---------- DATA SUPPLIED

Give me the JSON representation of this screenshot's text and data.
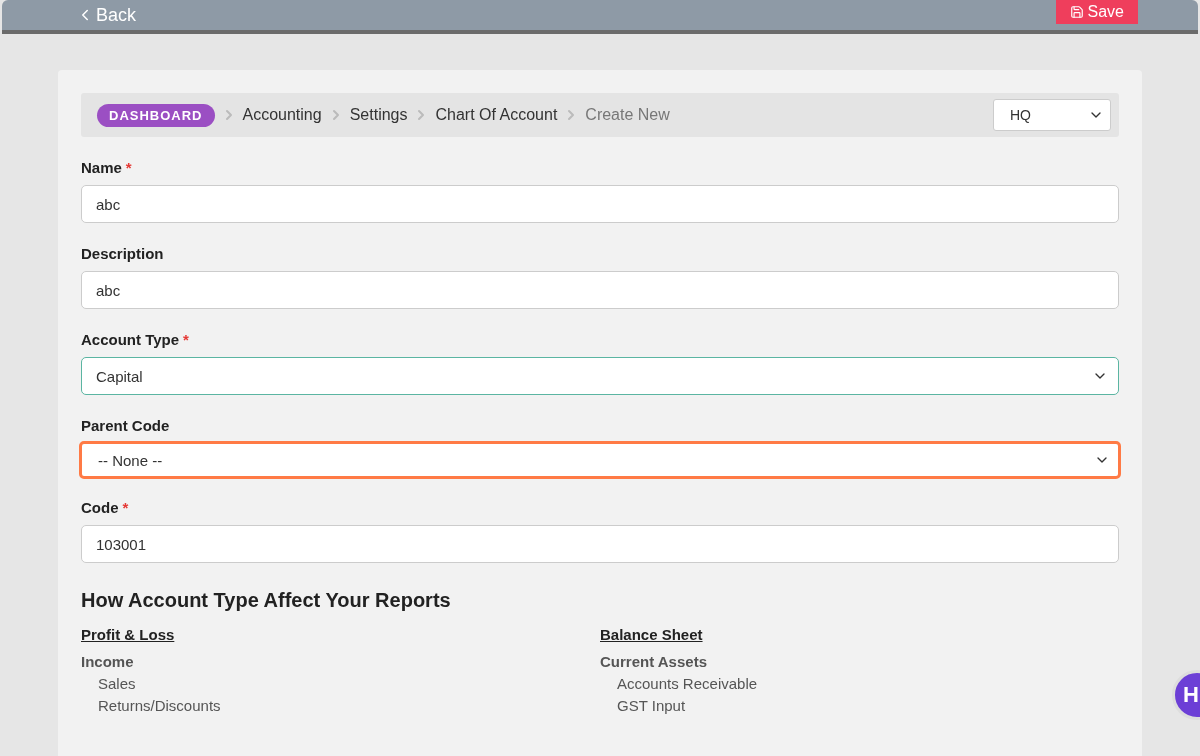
{
  "header": {
    "back": "Back",
    "save": "Save"
  },
  "breadcrumb": {
    "items": [
      {
        "label": "DASHBOARD",
        "kind": "pill"
      },
      {
        "label": "Accounting",
        "kind": "link"
      },
      {
        "label": "Settings",
        "kind": "link"
      },
      {
        "label": "Chart Of Account",
        "kind": "link"
      },
      {
        "label": "Create New",
        "kind": "current"
      }
    ],
    "branch": "HQ"
  },
  "fields": [
    {
      "label": "Name",
      "required_mark": "*",
      "kind": "input",
      "value": "abc",
      "focused": false,
      "highlighted": false
    },
    {
      "label": "Description",
      "kind": "input",
      "value": "abc",
      "focused": false,
      "highlighted": false
    },
    {
      "label": "Account Type",
      "required_mark": "*",
      "kind": "select",
      "value": "Capital",
      "focused": true,
      "highlighted": false
    },
    {
      "label": "Parent Code",
      "kind": "select",
      "value": "-- None --",
      "focused": false,
      "highlighted": true
    },
    {
      "label": "Code",
      "required_mark": "*",
      "kind": "input",
      "value": "103001",
      "focused": false,
      "highlighted": false
    }
  ],
  "reports": {
    "title": "How Account Type Affect Your Reports",
    "columns": [
      {
        "heading": "Profit & Loss",
        "groups": [
          {
            "name": "Income",
            "items": [
              "Sales",
              "Returns/Discounts"
            ]
          }
        ]
      },
      {
        "heading": "Balance Sheet",
        "groups": [
          {
            "name": "Current Assets",
            "items": [
              "Accounts Receivable",
              "GST Input"
            ]
          }
        ]
      }
    ]
  },
  "help": {
    "label": "H"
  }
}
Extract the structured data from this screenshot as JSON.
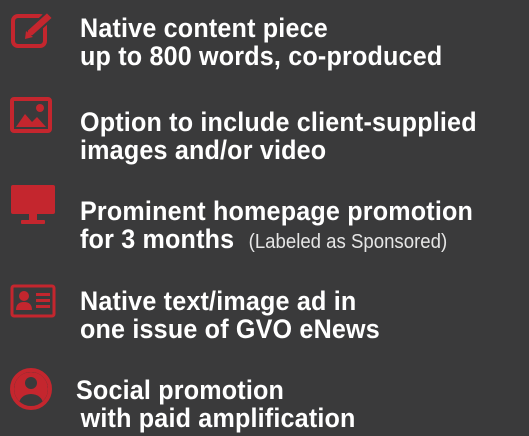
{
  "colors": {
    "background": "#3a3a3b",
    "icon_red": "#c4262e",
    "text": "#ffffff"
  },
  "features": [
    {
      "icon": "pencil-edit-icon",
      "line1": "Native content piece",
      "line2": "up to 800 words, co-produced"
    },
    {
      "icon": "image-icon",
      "line1": "Option to include client-supplied",
      "line2": "images and/or video"
    },
    {
      "icon": "monitor-icon",
      "line1": "Prominent homepage promotion",
      "line2": "for 3 months",
      "note": "(Labeled as Sponsored)"
    },
    {
      "icon": "id-card-icon",
      "line1": "Native text/image ad in",
      "line2": "one issue of GVO eNews"
    },
    {
      "icon": "user-circle-icon",
      "line1": "Social promotion",
      "line2": "with paid amplification"
    }
  ]
}
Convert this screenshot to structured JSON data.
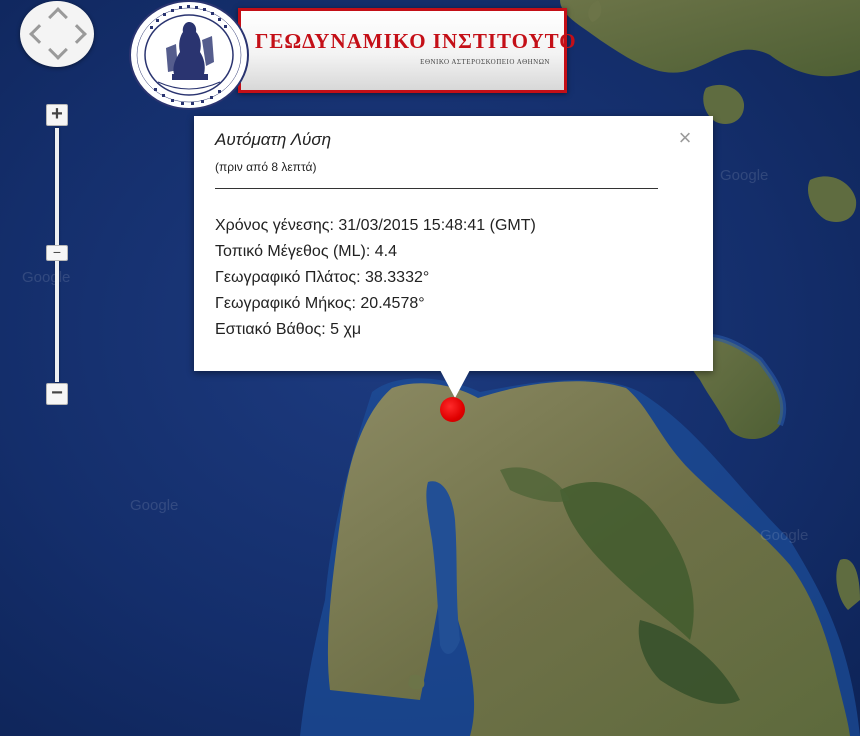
{
  "map": {
    "watermark": "Google",
    "type": "satellite"
  },
  "controls": {
    "pan_icon": "pan-arrows-icon",
    "zoom_in_label": "+",
    "zoom_out_label": "−",
    "zoom_thumb_label": "−"
  },
  "logo": {
    "title": "ΓΕΩΔΥΝΑΜΙΚΟ ΙΝΣΤΙΤΟΥΤΟ",
    "subtitle": "ΕΘΝΙΚΟ ΑΣΤΕΡΟΣΚΟΠΕΙΟ ΑΘΗΝΩΝ",
    "seal_text": "ΕΘΝΙΚΟΝ ΑΣΤΕΡΟΣΚΟΠΕΙΟΝ ΑΘΗΝΩΝ · NATIONAL OBSERVATORY ATHENS",
    "brand_color": "#c40f17"
  },
  "popup": {
    "title": "Αυτόματη Λύση",
    "subtitle": "(πριν από 8 λεπτά)",
    "close_label": "×",
    "rows": [
      "Χρόνος γένεσης: 31/03/2015  15:48:41 (GMT)",
      "Τοπικό Μέγεθος (ML): 4.4",
      "Γεωγραφικό Πλάτος: 38.3332°",
      "Γεωγραφικό Μήκος: 20.4578°",
      "Εστιακό Βάθος: 5 χμ"
    ]
  },
  "marker": {
    "color": "#e00000"
  }
}
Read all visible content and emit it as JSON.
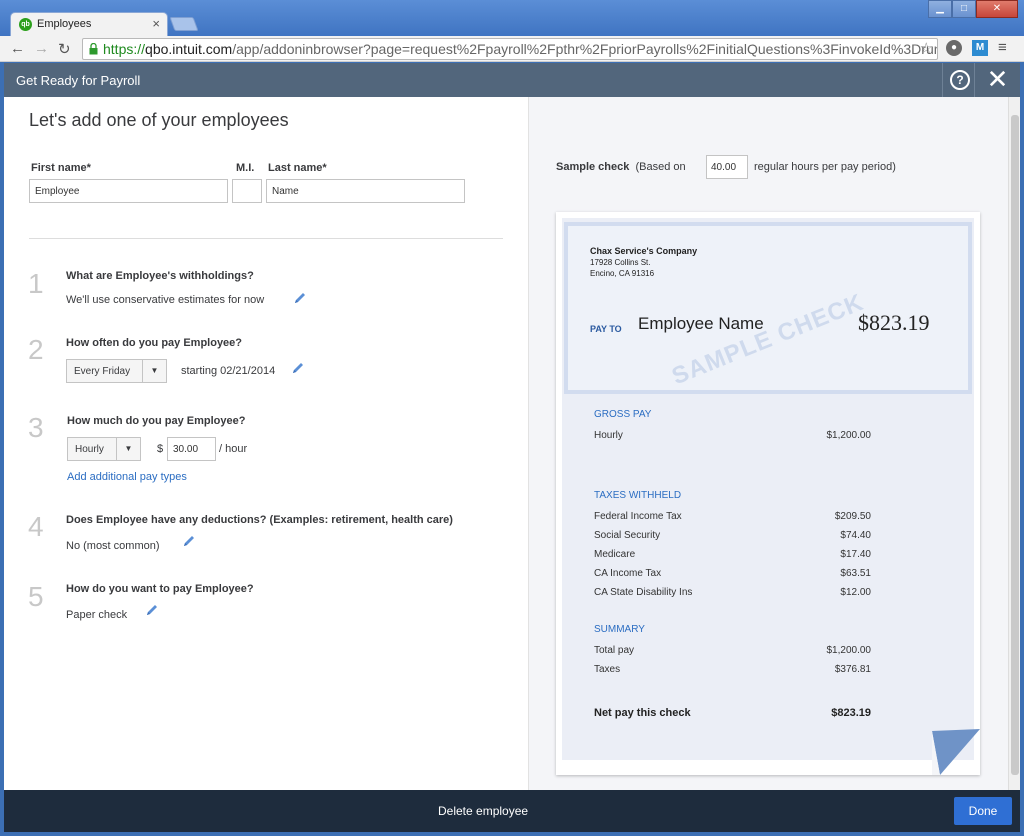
{
  "browser": {
    "tab_title": "Employees",
    "favicon": "qb",
    "url_scheme": "https://",
    "url_host": "qbo.intuit.com",
    "url_path": "/app/addoninbrowser?page=request%2Fpayroll%2Fpthr%2FpriorPayrolls%2FinitialQuestions%3FinvokeId%3DrunP",
    "ext_m": "M"
  },
  "header": {
    "title": "Get Ready for Payroll",
    "help_icon": "?",
    "close_icon": "✕"
  },
  "form": {
    "heading": "Let's add one of your employees",
    "first_name_label": "First name*",
    "first_name_value": "Employee",
    "mi_label": "M.I.",
    "mi_value": "",
    "last_name_label": "Last name*",
    "last_name_value": "Name",
    "steps": [
      {
        "num": "1",
        "question": "What are Employee's withholdings?",
        "answer": "We'll use conservative estimates for now"
      },
      {
        "num": "2",
        "question": "How often do you pay Employee?",
        "frequency": "Every Friday",
        "starting": "starting 02/21/2014"
      },
      {
        "num": "3",
        "question": "How much do you pay Employee?",
        "pay_type": "Hourly",
        "currency": "$",
        "rate": "30.00",
        "unit": "/ hour",
        "add_link": "Add additional pay types"
      },
      {
        "num": "4",
        "question": "Does Employee have any deductions? (Examples: retirement, health care)",
        "answer": "No (most common)"
      },
      {
        "num": "5",
        "question": "How do you want to pay Employee?",
        "answer": "Paper check"
      }
    ]
  },
  "sample": {
    "label_bold": "Sample check",
    "label_pre": "(Based on",
    "hours": "40.00",
    "label_post": "regular hours per pay period)",
    "company": "Chax Service's Company",
    "address1": "17928 Collins St.",
    "address2": "Encino, CA 91316",
    "pay_to": "PAY TO",
    "payee": "Employee Name",
    "amount": "$823.19",
    "watermark": "SAMPLE CHECK",
    "gross_heading": "GROSS PAY",
    "gross_rows": [
      {
        "label": "Hourly",
        "value": "$1,200.00"
      }
    ],
    "taxes_heading": "TAXES WITHHELD",
    "tax_rows": [
      {
        "label": "Federal Income Tax",
        "value": "$209.50"
      },
      {
        "label": "Social Security",
        "value": "$74.40"
      },
      {
        "label": "Medicare",
        "value": "$17.40"
      },
      {
        "label": "CA Income Tax",
        "value": "$63.51"
      },
      {
        "label": "CA State Disability Ins",
        "value": "$12.00"
      }
    ],
    "summary_heading": "SUMMARY",
    "summary_rows": [
      {
        "label": "Total pay",
        "value": "$1,200.00"
      },
      {
        "label": "Taxes",
        "value": "$376.81"
      }
    ],
    "net_label": "Net pay this check",
    "net_value": "$823.19"
  },
  "footer": {
    "delete_label": "Delete employee",
    "done_label": "Done"
  },
  "colors": {
    "header_bg": "#52667c",
    "footer_bg": "#1e2c3d",
    "link": "#2b6dc2",
    "done_button": "#2f6fd4"
  },
  "icons": {
    "back": "back-arrow-icon",
    "forward": "forward-arrow-icon",
    "reload": "reload-icon",
    "lock": "lock-icon",
    "star": "star-icon",
    "pencil": "pencil-icon",
    "menu": "hamburger-menu-icon",
    "help": "help-circle-icon",
    "close": "close-icon"
  }
}
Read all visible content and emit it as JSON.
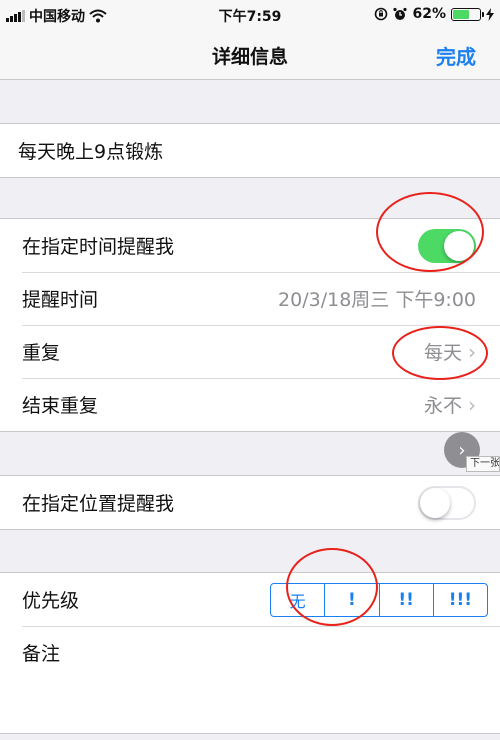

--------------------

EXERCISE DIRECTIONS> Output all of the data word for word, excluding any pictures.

ANSWER BOX>
Give me the JSON representation of this screenshot's text and data.
{
  "header": {
    "back": "Back",
    "save": "Save"
  },
  "breadcrumb": {
    "items": [
      {
        "label": "DASHBOARD",
        "kind": "pill"
      },
      {
        "label": "Accounting",
        "kind": "link"
      },
      {
        "label": "Settings",
        "kind": "link"
      },
      {
        "label": "Chart Of Account",
        "kind": "link"
      },
      {
        "label": "Create New",
        "kind": "current"
      }
    ],
    "branch": "HQ"
  },
  "fields": [
    {
      "label": "Name",
      "required_mark": "*",
      "kind": "input",
      "value": "abc",
      "focused": false,
      "highlighted": false
    },
    {
      "label": "Description",
      "kind": "input",
      "value": "abc",
      "focused": false,
      "highlighted": false
    },
    {
      "label": "Account Type",
      "required_mark": "*",
      "kind": "select",
      "value": "Capital",
      "focused": true,
      "highlighted": false
    },
    {
      "label": "Parent Code",
      "kind": "select",
      "value": "-- None --",
      "focused": false,
      "highlighted": true
    },
    {
      "label": "Code",
      "required_mark": "*",
      "kind": "input",
      "value": "103001",
      "focused": false,
      "highlighted": false
    }
  ],
  "reports": {
    "title": "How Account Type Affect Your Reports",
    "columns": [
      {
        "heading": "Profit & Loss",
        "groups": [
          {
            "name": "Income",
            "items": [
              "Sales",
              "Returns/Discounts"
            ]
          }
        ]
      },
      {
        "heading": "Balance Sheet",
        "groups": [
          {
            "name": "Current Assets",
            "items": [
              "Accounts Receivable",
              "GST Input"
            ]
          }
        ]
      }
    ]
  },
  "help": {
    "label": "H"
  }
}
Extract the structured data from this screenshot as JSON.
{
  "colors": {
    "background": "#3a3a3b",
    "icon_red": "#c4262e",
    "text": "#ffffff"
  },
  "features": [
    {
      "icon": "pencil-edit-icon",
      "line1": "Native content piece",
      "line2": "up to 800 words, co-produced"
    },
    {
      "icon": "image-icon",
      "line1": "Option to include client-supplied",
      "line2": "images and/or video"
    },
    {
      "icon": "monitor-icon",
      "line1": "Prominent homepage promotion",
      "line2": "for 3 months",
      "note": "(Labeled as Sponsored)"
    },
    {
      "icon": "id-card-icon",
      "line1": "Native text/image ad in",
      "line2": "one issue of GVO eNews"
    },
    {
      "icon": "user-circle-icon",
      "line1": "Social promotion",
      "line2": "with paid amplification"
    }
  ]
}
Convert this screenshot to structured JSON data.
{
  "map": {
    "watermark": "Google",
    "type": "satellite"
  },
  "controls": {
    "pan_icon": "pan-arrows-icon",
    "zoom_in_label": "+",
    "zoom_out_label": "−",
    "zoom_thumb_label": "−"
  },
  "logo": {
    "title": "ΓΕΩΔΥΝΑΜΙΚΟ ΙΝΣΤΙΤΟΥΤΟ",
    "subtitle": "ΕΘΝΙΚΟ ΑΣΤΕΡΟΣΚΟΠΕΙΟ ΑΘΗΝΩΝ",
    "seal_text": "ΕΘΝΙΚΟΝ ΑΣΤΕΡΟΣΚΟΠΕΙΟΝ ΑΘΗΝΩΝ · NATIONAL OBSERVATORY ATHENS",
    "brand_color": "#c40f17"
  },
  "popup": {
    "title": "Αυτόματη Λύση",
    "subtitle": "(πριν από 8 λεπτά)",
    "close_label": "×",
    "rows": [
      "Χρόνος γένεσης: 31/03/2015  15:48:41 (GMT)",
      "Τοπικό Μέγεθος (ML): 4.4",
      "Γεωγραφικό Πλάτος: 38.3332°",
      "Γεωγραφικό Μήκος: 20.4578°",
      "Εστιακό Βάθος: 5 χμ"
    ]
  },
  "marker": {
    "color": "#e00000"
  }
}
Read all visible content and emit it as JSON.
{
  "browser": {
    "tab_title": "Employees",
    "favicon": "qb",
    "url_scheme": "https://",
    "url_host": "qbo.intuit.com",
    "url_path": "/app/addoninbrowser?page=request%2Fpayroll%2Fpthr%2FpriorPayrolls%2FinitialQuestions%3FinvokeId%3DrunP",
    "ext_m": "M"
  },
  "header": {
    "title": "Get Ready for Payroll",
    "help_icon": "?",
    "close_icon": "✕"
  },
  "form": {
    "heading": "Let's add one of your employees",
    "first_name_label": "First name*",
    "first_name_value": "Employee",
    "mi_label": "M.I.",
    "mi_value": "",
    "last_name_label": "Last name*",
    "last_name_value": "Name",
    "steps": [
      {
        "num": "1",
        "question": "What are Employee's withholdings?",
        "answer": "We'll use conservative estimates for now"
      },
      {
        "num": "2",
        "question": "How often do you pay Employee?",
        "frequency": "Every Friday",
        "starting": "starting 02/21/2014"
      },
      {
        "num": "3",
        "question": "How much do you pay Employee?",
        "pay_type": "Hourly",
        "currency": "$",
        "rate": "30.00",
        "unit": "/ hour",
        "add_link": "Add additional pay types"
      },
      {
        "num": "4",
        "question": "Does Employee have any deductions? (Examples: retirement, health care)",
        "answer": "No (most common)"
      },
      {
        "num": "5",
        "question": "How do you want to pay Employee?",
        "answer": "Paper check"
      }
    ]
  },
  "sample": {
    "label_bold": "Sample check",
    "label_pre": "(Based on",
    "hours": "40.00",
    "label_post": "regular hours per pay period)",
    "company": "Chax Service's Company",
    "address1": "17928 Collins St.",
    "address2": "Encino, CA 91316",
    "pay_to": "PAY TO",
    "payee": "Employee Name",
    "amount": "$823.19",
    "watermark": "SAMPLE CHECK",
    "gross_heading": "GROSS PAY",
    "gross_rows": [
      {
        "label": "Hourly",
        "value": "$1,200.00"
      }
    ],
    "taxes_heading": "TAXES WITHHELD",
    "tax_rows": [
      {
        "label": "Federal Income Tax",
        "value": "$209.50"
      },
      {
        "label": "Social Security",
        "value": "$74.40"
      },
      {
        "label": "Medicare",
        "value": "$17.40"
      },
      {
        "label": "CA Income Tax",
        "value": "$63.51"
      },
      {
        "label": "CA State Disability Ins",
        "value": "$12.00"
      }
    ],
    "summary_heading": "SUMMARY",
    "summary_rows": [
      {
        "label": "Total pay",
        "value": "$1,200.00"
      },
      {
        "label": "Taxes",
        "value": "$376.81"
      }
    ],
    "net_label": "Net pay this check",
    "net_value": "$823.19"
  },
  "footer": {
    "delete_label": "Delete employee",
    "done_label": "Done"
  },
  "colors": {
    "header_bg": "#52667c",
    "footer_bg": "#1e2c3d",
    "link": "#2b6dc2",
    "done_button": "#2f6fd4"
  },
  "icons": {
    "back": "back-arrow-icon",
    "forward": "forward-arrow-icon",
    "reload": "reload-icon",
    "lock": "lock-icon",
    "star": "star-icon",
    "pencil": "pencil-icon",
    "menu": "hamburger-menu-icon",
    "help": "help-circle-icon",
    "close": "close-icon"
  }
}
Read all visible content and emit it as JSON.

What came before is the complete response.